## ACTIVITY
Nothing but the records themselves, exactly as written and free of pictures, should appear in your response.
+++ DATASET CONTENT +++
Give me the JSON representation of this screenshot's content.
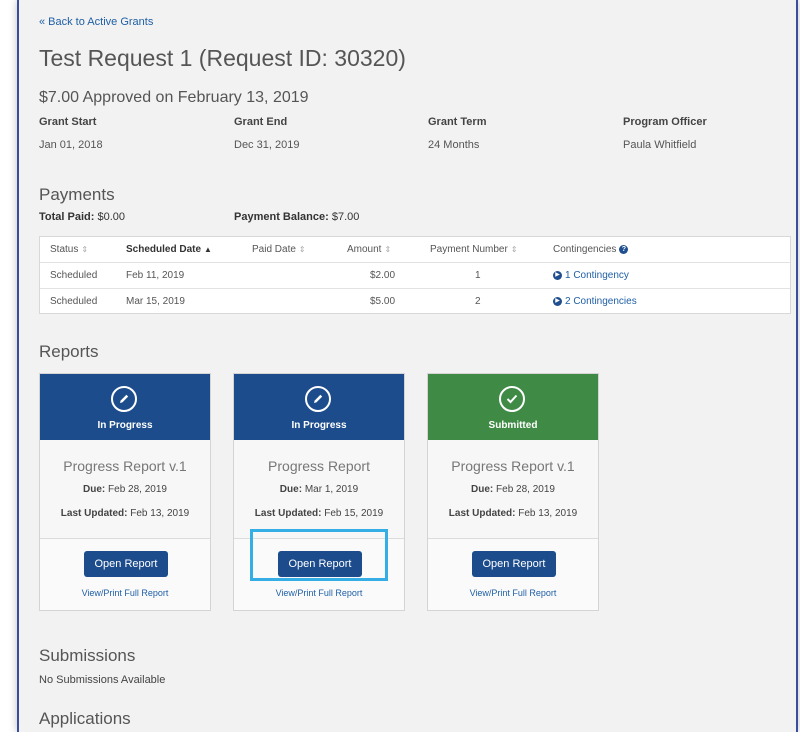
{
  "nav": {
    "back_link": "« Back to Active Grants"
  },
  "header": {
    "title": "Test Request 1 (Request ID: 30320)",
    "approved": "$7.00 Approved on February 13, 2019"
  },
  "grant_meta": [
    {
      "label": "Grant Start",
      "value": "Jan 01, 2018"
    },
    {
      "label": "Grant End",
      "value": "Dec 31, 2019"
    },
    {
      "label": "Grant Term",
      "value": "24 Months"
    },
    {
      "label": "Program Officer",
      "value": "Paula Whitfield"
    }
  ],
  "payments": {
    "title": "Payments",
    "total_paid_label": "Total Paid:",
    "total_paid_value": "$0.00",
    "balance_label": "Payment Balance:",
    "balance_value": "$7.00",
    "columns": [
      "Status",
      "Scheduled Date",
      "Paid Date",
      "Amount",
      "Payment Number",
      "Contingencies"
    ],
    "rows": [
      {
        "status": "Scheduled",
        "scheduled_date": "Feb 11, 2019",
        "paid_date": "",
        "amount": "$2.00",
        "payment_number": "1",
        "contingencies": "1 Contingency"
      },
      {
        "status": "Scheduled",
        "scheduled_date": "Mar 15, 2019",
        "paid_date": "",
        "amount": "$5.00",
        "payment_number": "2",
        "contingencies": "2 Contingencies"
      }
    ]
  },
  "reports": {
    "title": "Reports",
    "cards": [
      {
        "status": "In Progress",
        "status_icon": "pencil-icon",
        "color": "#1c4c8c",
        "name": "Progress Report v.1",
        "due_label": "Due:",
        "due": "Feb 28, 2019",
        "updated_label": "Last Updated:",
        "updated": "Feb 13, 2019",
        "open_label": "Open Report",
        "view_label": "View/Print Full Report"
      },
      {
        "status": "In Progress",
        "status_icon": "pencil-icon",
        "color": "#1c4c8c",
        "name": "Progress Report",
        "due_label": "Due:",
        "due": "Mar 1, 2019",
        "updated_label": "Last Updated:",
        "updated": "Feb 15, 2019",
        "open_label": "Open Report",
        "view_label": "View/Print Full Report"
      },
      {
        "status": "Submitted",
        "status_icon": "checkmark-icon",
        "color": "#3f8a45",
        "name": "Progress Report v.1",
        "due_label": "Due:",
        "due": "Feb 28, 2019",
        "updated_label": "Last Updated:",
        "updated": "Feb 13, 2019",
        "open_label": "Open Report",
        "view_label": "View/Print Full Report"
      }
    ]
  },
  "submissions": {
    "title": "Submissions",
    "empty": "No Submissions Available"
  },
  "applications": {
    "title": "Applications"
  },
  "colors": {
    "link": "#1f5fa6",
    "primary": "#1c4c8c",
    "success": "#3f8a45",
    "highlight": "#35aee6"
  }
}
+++
## EXERCISE RESULT
Give me the JSON representation of this screenshot's content.
{
  "nav": {
    "back_link": "« Back to Active Grants"
  },
  "header": {
    "title": "Test Request 1 (Request ID: 30320)",
    "approved": "$7.00 Approved on February 13, 2019"
  },
  "grant_meta": [
    {
      "label": "Grant Start",
      "value": "Jan 01, 2018"
    },
    {
      "label": "Grant End",
      "value": "Dec 31, 2019"
    },
    {
      "label": "Grant Term",
      "value": "24 Months"
    },
    {
      "label": "Program Officer",
      "value": "Paula Whitfield"
    }
  ],
  "payments": {
    "title": "Payments",
    "total_paid_label": "Total Paid:",
    "total_paid_value": "$0.00",
    "balance_label": "Payment Balance:",
    "balance_value": "$7.00",
    "columns": [
      "Status",
      "Scheduled Date",
      "Paid Date",
      "Amount",
      "Payment Number",
      "Contingencies"
    ],
    "rows": [
      {
        "status": "Scheduled",
        "scheduled_date": "Feb 11, 2019",
        "paid_date": "",
        "amount": "$2.00",
        "payment_number": "1",
        "contingencies": "1 Contingency"
      },
      {
        "status": "Scheduled",
        "scheduled_date": "Mar 15, 2019",
        "paid_date": "",
        "amount": "$5.00",
        "payment_number": "2",
        "contingencies": "2 Contingencies"
      }
    ]
  },
  "reports": {
    "title": "Reports",
    "cards": [
      {
        "status": "In Progress",
        "status_icon": "pencil-icon",
        "color": "#1c4c8c",
        "name": "Progress Report v.1",
        "due_label": "Due:",
        "due": "Feb 28, 2019",
        "updated_label": "Last Updated:",
        "updated": "Feb 13, 2019",
        "open_label": "Open Report",
        "view_label": "View/Print Full Report"
      },
      {
        "status": "In Progress",
        "status_icon": "pencil-icon",
        "color": "#1c4c8c",
        "name": "Progress Report",
        "due_label": "Due:",
        "due": "Mar 1, 2019",
        "updated_label": "Last Updated:",
        "updated": "Feb 15, 2019",
        "open_label": "Open Report",
        "view_label": "View/Print Full Report"
      },
      {
        "status": "Submitted",
        "status_icon": "checkmark-icon",
        "color": "#3f8a45",
        "name": "Progress Report v.1",
        "due_label": "Due:",
        "due": "Feb 28, 2019",
        "updated_label": "Last Updated:",
        "updated": "Feb 13, 2019",
        "open_label": "Open Report",
        "view_label": "View/Print Full Report"
      }
    ]
  },
  "submissions": {
    "title": "Submissions",
    "empty": "No Submissions Available"
  },
  "applications": {
    "title": "Applications"
  },
  "colors": {
    "link": "#1f5fa6",
    "primary": "#1c4c8c",
    "success": "#3f8a45",
    "highlight": "#35aee6"
  }
}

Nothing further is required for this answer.